(Website and app data records)
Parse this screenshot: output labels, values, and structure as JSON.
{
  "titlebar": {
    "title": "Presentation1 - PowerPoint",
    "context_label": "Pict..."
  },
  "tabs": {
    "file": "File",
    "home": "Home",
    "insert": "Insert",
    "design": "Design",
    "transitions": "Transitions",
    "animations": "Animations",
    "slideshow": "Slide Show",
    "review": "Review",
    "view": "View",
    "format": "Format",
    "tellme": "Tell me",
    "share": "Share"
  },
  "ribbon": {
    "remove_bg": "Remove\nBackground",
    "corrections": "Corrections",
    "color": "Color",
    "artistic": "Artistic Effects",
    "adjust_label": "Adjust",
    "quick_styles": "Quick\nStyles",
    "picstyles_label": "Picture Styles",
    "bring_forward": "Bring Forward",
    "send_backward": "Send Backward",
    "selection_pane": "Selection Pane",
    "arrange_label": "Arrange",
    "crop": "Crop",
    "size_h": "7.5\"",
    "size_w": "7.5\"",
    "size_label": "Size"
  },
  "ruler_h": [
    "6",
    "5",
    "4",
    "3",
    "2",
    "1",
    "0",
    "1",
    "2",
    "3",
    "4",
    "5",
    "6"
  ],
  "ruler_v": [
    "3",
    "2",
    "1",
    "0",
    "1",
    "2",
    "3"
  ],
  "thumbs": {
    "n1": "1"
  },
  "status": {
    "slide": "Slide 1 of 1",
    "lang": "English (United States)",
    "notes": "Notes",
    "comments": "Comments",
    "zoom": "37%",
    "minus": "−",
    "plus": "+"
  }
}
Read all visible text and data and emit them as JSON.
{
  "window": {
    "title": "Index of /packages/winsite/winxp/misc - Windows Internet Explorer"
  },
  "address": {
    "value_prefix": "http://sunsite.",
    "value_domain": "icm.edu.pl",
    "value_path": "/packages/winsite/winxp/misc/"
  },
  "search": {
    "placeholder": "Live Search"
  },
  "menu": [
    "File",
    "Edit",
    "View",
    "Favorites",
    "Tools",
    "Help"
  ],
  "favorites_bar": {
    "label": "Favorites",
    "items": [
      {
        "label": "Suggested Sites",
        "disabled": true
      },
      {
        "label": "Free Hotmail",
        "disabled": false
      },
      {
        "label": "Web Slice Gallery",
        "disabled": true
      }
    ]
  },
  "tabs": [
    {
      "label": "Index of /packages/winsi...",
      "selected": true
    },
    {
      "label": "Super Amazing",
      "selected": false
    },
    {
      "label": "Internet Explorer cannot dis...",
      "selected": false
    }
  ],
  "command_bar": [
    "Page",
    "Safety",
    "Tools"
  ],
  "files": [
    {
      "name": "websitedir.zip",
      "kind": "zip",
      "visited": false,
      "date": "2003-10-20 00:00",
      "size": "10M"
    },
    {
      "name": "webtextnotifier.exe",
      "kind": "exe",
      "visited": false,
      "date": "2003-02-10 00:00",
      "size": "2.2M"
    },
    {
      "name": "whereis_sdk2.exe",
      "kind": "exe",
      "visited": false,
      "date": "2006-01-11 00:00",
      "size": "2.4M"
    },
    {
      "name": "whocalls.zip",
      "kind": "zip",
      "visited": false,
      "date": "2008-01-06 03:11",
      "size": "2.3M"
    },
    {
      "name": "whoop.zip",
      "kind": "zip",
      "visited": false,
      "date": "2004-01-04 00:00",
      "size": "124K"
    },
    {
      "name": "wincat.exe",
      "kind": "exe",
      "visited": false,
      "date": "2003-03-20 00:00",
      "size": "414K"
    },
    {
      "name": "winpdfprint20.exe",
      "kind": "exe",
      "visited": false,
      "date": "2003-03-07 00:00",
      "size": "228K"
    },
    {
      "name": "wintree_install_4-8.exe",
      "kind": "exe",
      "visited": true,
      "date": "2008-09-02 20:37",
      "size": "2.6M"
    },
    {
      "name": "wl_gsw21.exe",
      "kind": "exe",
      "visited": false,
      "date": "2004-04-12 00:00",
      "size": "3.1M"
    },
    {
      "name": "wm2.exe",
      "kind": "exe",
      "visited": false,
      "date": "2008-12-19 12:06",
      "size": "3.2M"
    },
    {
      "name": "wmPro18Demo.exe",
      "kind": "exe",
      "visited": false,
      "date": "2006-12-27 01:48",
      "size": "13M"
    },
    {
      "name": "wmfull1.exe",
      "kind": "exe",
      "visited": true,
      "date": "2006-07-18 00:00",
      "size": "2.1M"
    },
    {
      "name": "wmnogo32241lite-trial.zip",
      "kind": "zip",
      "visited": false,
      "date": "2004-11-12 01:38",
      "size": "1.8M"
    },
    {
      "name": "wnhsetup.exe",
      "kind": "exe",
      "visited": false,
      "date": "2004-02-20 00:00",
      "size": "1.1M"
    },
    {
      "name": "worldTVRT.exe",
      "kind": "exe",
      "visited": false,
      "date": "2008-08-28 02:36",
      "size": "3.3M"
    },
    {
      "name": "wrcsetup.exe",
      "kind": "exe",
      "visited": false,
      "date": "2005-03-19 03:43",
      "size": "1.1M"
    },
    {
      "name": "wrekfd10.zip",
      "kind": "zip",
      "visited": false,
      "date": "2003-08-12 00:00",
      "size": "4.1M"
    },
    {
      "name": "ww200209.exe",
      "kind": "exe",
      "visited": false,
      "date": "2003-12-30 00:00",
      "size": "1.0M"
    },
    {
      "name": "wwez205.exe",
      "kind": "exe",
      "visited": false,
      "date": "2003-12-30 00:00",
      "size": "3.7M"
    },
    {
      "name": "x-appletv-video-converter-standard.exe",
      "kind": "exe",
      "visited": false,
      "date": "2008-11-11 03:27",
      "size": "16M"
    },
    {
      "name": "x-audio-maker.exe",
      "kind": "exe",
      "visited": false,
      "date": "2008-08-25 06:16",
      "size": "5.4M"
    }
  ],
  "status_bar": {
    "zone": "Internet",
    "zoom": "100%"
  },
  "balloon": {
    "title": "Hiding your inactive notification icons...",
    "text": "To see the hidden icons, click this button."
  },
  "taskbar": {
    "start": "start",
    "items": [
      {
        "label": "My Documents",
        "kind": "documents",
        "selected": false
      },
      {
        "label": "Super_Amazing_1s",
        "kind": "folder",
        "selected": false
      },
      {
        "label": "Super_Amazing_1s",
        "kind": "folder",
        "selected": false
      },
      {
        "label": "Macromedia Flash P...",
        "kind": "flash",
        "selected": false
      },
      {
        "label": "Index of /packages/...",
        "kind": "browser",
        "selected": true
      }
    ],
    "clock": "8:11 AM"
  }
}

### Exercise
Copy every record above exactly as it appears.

### The answer
Parse this screenshot: output labels, values, and structure as JSON.
{
  "titlebar": {
    "title": "Presentation1 - PowerPoint",
    "context_label": "Pict..."
  },
  "tabs": {
    "file": "File",
    "home": "Home",
    "insert": "Insert",
    "design": "Design",
    "transitions": "Transitions",
    "animations": "Animations",
    "slideshow": "Slide Show",
    "review": "Review",
    "view": "View",
    "format": "Format",
    "tellme": "Tell me",
    "share": "Share"
  },
  "ribbon": {
    "remove_bg": "Remove\nBackground",
    "corrections": "Corrections",
    "color": "Color",
    "artistic": "Artistic Effects",
    "adjust_label": "Adjust",
    "quick_styles": "Quick\nStyles",
    "picstyles_label": "Picture Styles",
    "bring_forward": "Bring Forward",
    "send_backward": "Send Backward",
    "selection_pane": "Selection Pane",
    "arrange_label": "Arrange",
    "crop": "Crop",
    "size_h": "7.5\"",
    "size_w": "7.5\"",
    "size_label": "Size"
  },
  "ruler_h": [
    "6",
    "5",
    "4",
    "3",
    "2",
    "1",
    "0",
    "1",
    "2",
    "3",
    "4",
    "5",
    "6"
  ],
  "ruler_v": [
    "3",
    "2",
    "1",
    "0",
    "1",
    "2",
    "3"
  ],
  "thumbs": {
    "n1": "1"
  },
  "status": {
    "slide": "Slide 1 of 1",
    "lang": "English (United States)",
    "notes": "Notes",
    "comments": "Comments",
    "zoom": "37%",
    "minus": "−",
    "plus": "+"
  }
}
Read all visible text and data and emit them as JSON.
{
  "window": {
    "title": "Index of /packages/winsite/winxp/misc - Windows Internet Explorer"
  },
  "address": {
    "value_prefix": "http://sunsite.",
    "value_domain": "icm.edu.pl",
    "value_path": "/packages/winsite/winxp/misc/"
  },
  "search": {
    "placeholder": "Live Search"
  },
  "menu": [
    "File",
    "Edit",
    "View",
    "Favorites",
    "Tools",
    "Help"
  ],
  "favorites_bar": {
    "label": "Favorites",
    "items": [
      {
        "label": "Suggested Sites",
        "disabled": true
      },
      {
        "label": "Free Hotmail",
        "disabled": false
      },
      {
        "label": "Web Slice Gallery",
        "disabled": true
      }
    ]
  },
  "tabs": [
    {
      "label": "Index of /packages/winsi...",
      "selected": true
    },
    {
      "label": "Super Amazing",
      "selected": false
    },
    {
      "label": "Internet Explorer cannot dis...",
      "selected": false
    }
  ],
  "command_bar": [
    "Page",
    "Safety",
    "Tools"
  ],
  "files": [
    {
      "name": "websitedir.zip",
      "kind": "zip",
      "visited": false,
      "date": "2003-10-20 00:00",
      "size": "10M"
    },
    {
      "name": "webtextnotifier.exe",
      "kind": "exe",
      "visited": false,
      "date": "2003-02-10 00:00",
      "size": "2.2M"
    },
    {
      "name": "whereis_sdk2.exe",
      "kind": "exe",
      "visited": false,
      "date": "2006-01-11 00:00",
      "size": "2.4M"
    },
    {
      "name": "whocalls.zip",
      "kind": "zip",
      "visited": false,
      "date": "2008-01-06 03:11",
      "size": "2.3M"
    },
    {
      "name": "whoop.zip",
      "kind": "zip",
      "visited": false,
      "date": "2004-01-04 00:00",
      "size": "124K"
    },
    {
      "name": "wincat.exe",
      "kind": "exe",
      "visited": false,
      "date": "2003-03-20 00:00",
      "size": "414K"
    },
    {
      "name": "winpdfprint20.exe",
      "kind": "exe",
      "visited": false,
      "date": "2003-03-07 00:00",
      "size": "228K"
    },
    {
      "name": "wintree_install_4-8.exe",
      "kind": "exe",
      "visited": true,
      "date": "2008-09-02 20:37",
      "size": "2.6M"
    },
    {
      "name": "wl_gsw21.exe",
      "kind": "exe",
      "visited": false,
      "date": "2004-04-12 00:00",
      "size": "3.1M"
    },
    {
      "name": "wm2.exe",
      "kind": "exe",
      "visited": false,
      "date": "2008-12-19 12:06",
      "size": "3.2M"
    },
    {
      "name": "wmPro18Demo.exe",
      "kind": "exe",
      "visited": false,
      "date": "2006-12-27 01:48",
      "size": "13M"
    },
    {
      "name": "wmfull1.exe",
      "kind": "exe",
      "visited": true,
      "date": "2006-07-18 00:00",
      "size": "2.1M"
    },
    {
      "name": "wmnogo32241lite-trial.zip",
      "kind": "zip",
      "visited": false,
      "date": "2004-11-12 01:38",
      "size": "1.8M"
    },
    {
      "name": "wnhsetup.exe",
      "kind": "exe",
      "visited": false,
      "date": "2004-02-20 00:00",
      "size": "1.1M"
    },
    {
      "name": "worldTVRT.exe",
      "kind": "exe",
      "visited": false,
      "date": "2008-08-28 02:36",
      "size": "3.3M"
    },
    {
      "name": "wrcsetup.exe",
      "kind": "exe",
      "visited": false,
      "date": "2005-03-19 03:43",
      "size": "1.1M"
    },
    {
      "name": "wrekfd10.zip",
      "kind": "zip",
      "visited": false,
      "date": "2003-08-12 00:00",
      "size": "4.1M"
    },
    {
      "name": "ww200209.exe",
      "kind": "exe",
      "visited": false,
      "date": "2003-12-30 00:00",
      "size": "1.0M"
    },
    {
      "name": "wwez205.exe",
      "kind": "exe",
      "visited": false,
      "date": "2003-12-30 00:00",
      "size": "3.7M"
    },
    {
      "name": "x-appletv-video-converter-standard.exe",
      "kind": "exe",
      "visited": false,
      "date": "2008-11-11 03:27",
      "size": "16M"
    },
    {
      "name": "x-audio-maker.exe",
      "kind": "exe",
      "visited": false,
      "date": "2008-08-25 06:16",
      "size": "5.4M"
    }
  ],
  "status_bar": {
    "zone": "Internet",
    "zoom": "100%"
  },
  "balloon": {
    "title": "Hiding your inactive notification icons...",
    "text": "To see the hidden icons, click this button."
  },
  "taskbar": {
    "start": "start",
    "items": [
      {
        "label": "My Documents",
        "kind": "documents",
        "selected": false
      },
      {
        "label": "Super_Amazing_1s",
        "kind": "folder",
        "selected": false
      },
      {
        "label": "Super_Amazing_1s",
        "kind": "folder",
        "selected": false
      },
      {
        "label": "Macromedia Flash P...",
        "kind": "flash",
        "selected": false
      },
      {
        "label": "Index of /packages/...",
        "kind": "browser",
        "selected": true
      }
    ],
    "clock": "8:11 AM"
  }
}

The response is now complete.